Track code coverage in pipeline runs
This topic explains how to see combined data from your Jenkins JaCoCo or LCOV code coverage reports in ALM Octane.
To enable frequent releases with minimal disruption and maximum quality, it is best to regularly run automated tests that cover as much of your code as possible. Code coverage on pipeline runs measures the percentage of lines in your code that was called during a particular run of the pipeline.
ALM Octane combines the information from all of the code coverage reports in your pipeline run and shows you a unified picture. Pipelines display widgets that show code coverage per package and per file, as well as code coverage trends over time. Using this information, you can track how much of your code is covered by automated tests.
Tracking code coverage in ALM Octane is made up of the following:
Configure code coverage reports on Jenkins
Standard industry tools
|Send code coverage reports to ALM Octane||
Jenkins Application Automation Tools plugin
|View code coverage information||
Connecting ALM Octane to code coverage data from Jenkins requires the following:
Use standard industry tools such as Maven and JaCoCo to generate code coverage JaCoCo or LCOV reports on your Jenkins server.
Set up ALM Octane integration with your Jenkins server using the Application Automation Tools plugin. For details, see Set up CI servers.
This feature requires version 5.3.1 or later of the plugin . This version is currently available as a beta version. If you are using an earlier version of the plugin, you can upgrade your plugin to this version.

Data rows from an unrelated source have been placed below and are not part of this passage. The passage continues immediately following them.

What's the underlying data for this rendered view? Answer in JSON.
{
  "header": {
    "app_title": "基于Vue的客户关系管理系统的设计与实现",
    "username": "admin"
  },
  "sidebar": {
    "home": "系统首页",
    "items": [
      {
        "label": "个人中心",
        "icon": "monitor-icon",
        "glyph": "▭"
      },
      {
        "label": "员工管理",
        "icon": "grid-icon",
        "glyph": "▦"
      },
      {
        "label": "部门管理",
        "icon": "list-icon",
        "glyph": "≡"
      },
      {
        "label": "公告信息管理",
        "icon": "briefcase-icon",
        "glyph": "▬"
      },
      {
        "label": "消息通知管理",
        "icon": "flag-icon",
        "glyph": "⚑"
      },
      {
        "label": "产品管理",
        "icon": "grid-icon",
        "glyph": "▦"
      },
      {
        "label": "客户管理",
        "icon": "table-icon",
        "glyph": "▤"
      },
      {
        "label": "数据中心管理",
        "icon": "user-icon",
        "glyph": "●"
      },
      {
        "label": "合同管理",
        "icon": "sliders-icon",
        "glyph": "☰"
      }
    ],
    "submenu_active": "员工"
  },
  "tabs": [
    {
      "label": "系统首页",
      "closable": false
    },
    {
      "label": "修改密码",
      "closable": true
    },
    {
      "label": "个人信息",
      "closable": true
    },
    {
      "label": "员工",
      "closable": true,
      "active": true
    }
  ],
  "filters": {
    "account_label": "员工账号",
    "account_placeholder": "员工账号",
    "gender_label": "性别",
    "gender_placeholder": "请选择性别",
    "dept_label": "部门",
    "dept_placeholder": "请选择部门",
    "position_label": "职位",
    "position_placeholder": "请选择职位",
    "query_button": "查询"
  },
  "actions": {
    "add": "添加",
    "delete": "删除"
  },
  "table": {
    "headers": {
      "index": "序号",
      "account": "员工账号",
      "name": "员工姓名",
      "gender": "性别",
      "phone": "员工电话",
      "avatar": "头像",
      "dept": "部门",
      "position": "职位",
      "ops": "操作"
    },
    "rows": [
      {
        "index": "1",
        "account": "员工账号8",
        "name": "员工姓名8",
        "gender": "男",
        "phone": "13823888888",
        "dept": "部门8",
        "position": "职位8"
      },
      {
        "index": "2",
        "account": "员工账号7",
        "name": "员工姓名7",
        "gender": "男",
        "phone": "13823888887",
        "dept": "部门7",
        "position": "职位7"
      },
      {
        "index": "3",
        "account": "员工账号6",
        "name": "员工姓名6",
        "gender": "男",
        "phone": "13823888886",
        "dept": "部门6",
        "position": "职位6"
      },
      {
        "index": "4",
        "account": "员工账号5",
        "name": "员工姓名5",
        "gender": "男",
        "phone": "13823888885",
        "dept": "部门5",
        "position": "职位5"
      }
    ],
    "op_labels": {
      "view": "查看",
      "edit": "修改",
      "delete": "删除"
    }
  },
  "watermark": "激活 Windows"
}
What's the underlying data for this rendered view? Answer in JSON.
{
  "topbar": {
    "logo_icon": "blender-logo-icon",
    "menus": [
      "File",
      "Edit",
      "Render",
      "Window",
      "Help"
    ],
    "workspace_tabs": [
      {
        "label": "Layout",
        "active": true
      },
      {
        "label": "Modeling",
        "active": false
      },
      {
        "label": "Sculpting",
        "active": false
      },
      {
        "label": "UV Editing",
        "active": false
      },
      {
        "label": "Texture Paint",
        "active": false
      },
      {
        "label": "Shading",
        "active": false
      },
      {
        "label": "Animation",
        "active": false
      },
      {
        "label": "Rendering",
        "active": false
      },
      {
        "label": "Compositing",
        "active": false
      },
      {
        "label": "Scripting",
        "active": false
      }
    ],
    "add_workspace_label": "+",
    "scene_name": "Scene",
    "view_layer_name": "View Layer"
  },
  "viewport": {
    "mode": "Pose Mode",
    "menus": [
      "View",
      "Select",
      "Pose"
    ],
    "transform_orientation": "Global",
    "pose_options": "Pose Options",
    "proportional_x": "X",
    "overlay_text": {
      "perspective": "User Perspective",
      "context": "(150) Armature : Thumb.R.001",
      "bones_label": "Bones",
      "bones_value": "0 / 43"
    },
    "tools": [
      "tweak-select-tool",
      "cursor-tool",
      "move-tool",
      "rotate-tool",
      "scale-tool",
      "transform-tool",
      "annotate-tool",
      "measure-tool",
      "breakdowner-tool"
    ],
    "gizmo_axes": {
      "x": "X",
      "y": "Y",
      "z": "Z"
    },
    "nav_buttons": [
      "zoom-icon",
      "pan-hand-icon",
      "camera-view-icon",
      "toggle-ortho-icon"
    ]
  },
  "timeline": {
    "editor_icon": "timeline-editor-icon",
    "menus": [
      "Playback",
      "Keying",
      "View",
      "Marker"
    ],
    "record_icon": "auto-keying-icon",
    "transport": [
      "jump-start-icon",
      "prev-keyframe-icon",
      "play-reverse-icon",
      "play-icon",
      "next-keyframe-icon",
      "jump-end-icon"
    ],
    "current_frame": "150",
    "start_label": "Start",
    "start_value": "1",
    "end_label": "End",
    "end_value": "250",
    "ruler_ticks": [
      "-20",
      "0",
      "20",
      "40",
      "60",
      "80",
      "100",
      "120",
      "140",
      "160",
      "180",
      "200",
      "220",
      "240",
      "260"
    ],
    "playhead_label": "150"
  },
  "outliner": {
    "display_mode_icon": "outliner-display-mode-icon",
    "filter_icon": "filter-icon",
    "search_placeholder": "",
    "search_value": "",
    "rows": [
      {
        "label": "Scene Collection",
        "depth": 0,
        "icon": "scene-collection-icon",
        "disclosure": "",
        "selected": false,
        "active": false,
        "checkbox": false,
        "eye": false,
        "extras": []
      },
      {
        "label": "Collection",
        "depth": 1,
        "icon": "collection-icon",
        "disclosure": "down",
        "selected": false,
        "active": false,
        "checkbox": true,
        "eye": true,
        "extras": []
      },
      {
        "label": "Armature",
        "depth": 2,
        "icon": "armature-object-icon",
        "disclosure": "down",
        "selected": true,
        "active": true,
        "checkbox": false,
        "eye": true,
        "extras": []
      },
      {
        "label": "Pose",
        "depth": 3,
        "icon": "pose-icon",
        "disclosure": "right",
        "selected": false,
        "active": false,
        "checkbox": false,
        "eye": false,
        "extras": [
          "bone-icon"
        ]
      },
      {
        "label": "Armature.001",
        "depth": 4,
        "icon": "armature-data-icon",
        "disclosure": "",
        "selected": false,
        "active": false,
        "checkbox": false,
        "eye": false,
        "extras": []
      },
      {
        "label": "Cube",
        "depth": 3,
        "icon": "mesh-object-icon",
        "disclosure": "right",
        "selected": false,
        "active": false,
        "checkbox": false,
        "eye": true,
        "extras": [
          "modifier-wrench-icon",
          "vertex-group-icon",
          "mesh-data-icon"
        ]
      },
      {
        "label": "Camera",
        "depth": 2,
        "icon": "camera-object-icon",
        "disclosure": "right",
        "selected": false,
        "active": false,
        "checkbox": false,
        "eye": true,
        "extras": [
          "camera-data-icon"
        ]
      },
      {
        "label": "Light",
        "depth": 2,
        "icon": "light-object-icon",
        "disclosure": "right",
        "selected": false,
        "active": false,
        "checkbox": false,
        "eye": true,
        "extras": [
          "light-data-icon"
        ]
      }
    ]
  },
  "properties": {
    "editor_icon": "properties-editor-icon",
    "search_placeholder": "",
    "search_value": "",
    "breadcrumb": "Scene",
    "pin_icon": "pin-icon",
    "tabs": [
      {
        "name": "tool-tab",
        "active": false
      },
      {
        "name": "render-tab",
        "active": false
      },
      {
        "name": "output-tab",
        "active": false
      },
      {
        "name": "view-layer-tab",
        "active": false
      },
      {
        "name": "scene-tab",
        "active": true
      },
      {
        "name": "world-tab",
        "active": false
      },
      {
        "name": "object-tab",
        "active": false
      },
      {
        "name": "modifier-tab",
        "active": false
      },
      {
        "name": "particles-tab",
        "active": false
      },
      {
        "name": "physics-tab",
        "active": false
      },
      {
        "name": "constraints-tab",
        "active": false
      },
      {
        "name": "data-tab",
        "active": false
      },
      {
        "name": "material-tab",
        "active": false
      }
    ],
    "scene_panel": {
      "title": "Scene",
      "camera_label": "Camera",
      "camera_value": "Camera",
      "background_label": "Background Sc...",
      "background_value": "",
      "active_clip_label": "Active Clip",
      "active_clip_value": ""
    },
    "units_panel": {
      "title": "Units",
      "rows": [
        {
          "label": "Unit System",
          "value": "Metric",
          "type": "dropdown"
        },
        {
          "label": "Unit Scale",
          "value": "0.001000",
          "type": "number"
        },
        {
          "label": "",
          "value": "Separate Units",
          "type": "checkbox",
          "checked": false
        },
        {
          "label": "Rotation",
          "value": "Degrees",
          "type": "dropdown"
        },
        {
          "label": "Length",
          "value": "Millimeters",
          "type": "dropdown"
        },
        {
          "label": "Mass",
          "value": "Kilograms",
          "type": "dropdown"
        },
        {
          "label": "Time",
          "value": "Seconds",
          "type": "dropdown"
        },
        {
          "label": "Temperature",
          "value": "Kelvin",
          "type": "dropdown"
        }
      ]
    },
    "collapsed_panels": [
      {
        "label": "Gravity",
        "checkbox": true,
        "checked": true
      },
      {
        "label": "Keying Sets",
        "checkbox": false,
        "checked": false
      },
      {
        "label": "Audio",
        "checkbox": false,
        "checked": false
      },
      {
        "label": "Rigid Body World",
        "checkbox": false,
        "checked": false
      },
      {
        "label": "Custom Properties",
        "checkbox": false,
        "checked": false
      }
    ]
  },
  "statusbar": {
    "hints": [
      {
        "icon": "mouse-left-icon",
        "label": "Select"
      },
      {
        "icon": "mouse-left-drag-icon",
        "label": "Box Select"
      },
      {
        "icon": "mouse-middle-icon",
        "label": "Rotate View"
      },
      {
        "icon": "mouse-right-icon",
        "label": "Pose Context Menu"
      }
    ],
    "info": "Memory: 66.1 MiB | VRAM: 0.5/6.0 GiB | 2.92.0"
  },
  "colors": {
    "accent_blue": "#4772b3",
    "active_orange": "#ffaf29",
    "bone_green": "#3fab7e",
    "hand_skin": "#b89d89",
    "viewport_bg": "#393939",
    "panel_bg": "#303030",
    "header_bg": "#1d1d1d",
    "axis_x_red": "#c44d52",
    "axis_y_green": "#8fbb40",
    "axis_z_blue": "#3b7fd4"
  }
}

In Jenkins, for pipeline steps whose code coverage you want to track on ALM Octane, create a post-build step that sends the code coverage reports to ALM Octane.
Select the HPE ALM Octane code coverage publisher post-build step, and provide the paths to your code coverage reports.
Run the pipeline.
ALM Octane receives all of the code coverage reports that belong to one pipeline run and aggregates them. You can then see an overall picture of the code coverage in your pipeline runs and determine whether the coverage is improving over time.
In the Pipelines > Pipelines page, add the code coverage widgets to the pipeline dashboard. The widgets show code coverage per package and per file, as well as code coverage trends over time.
The Code coverage by pipeline run widget shows the overall percentage of code lines covered by automated tests in each pipeline run. Invest in developing automated tests for as much of your code as possible, aiming to develop and then maintain a high code coverage as your code base grows.
The Code coverage by package widget shows the code coverage per package in your code base, as well as the percentage of code lines covered by automated tests in each file. For more details, see The 'Code coverage by package' widget.
Tip: Use the widget configuration's Scope settings to define which package to view as the root of the chart. For example, a team leader might want to focus on the package that is relevant to their team rather than viewing the full product hierarchy.
Click the pipeline's ID to open it.
In the Runs tab, you can see a code coverage bar on each pipeline run. Red represents the code lines that were not reached by any test runs. Green represents the code lines that were called at least once during the tests that ran as part of this pipeline run. Hover over the bar to see the exact numbers of files.
Use the Code coverage by package widget to quickly identify the largest areas in your code and the ones with the lowest code coverage. If important code packages are large and have low coverage, invest in creating more or better automated tests for those areas.
This widget is interactive and shows more information about the areas you hover over or click.
Each area in this sunburst chart represents a code package.
The size of each area indicates the amount of code lines in the package.
The color of the area represents the code coverage of this package. Red represents packages where no code lines were reached by any test runs. Green represents 100% code coverage. The colors and shades in between represent the range of code coverage percentage.
The circles represent the code package hierarchy, with the high-level packages closer to the center of the chart.
Hover over an area to see the package name and the code coverage percentage.
The outer rim of the chart represents code packages at the bottom of the hierarchy, which contain files. Click on areas in the outer rim to open a heatmap that shows coverage details per file.
Each area in the heatmap represents a file in the selected package.
- The size of an area indicates the amount of code lines in the file.
- The color of the area represents the level of code coverage.
- Hover over an area to see the exact number of lines and code coverage percentage.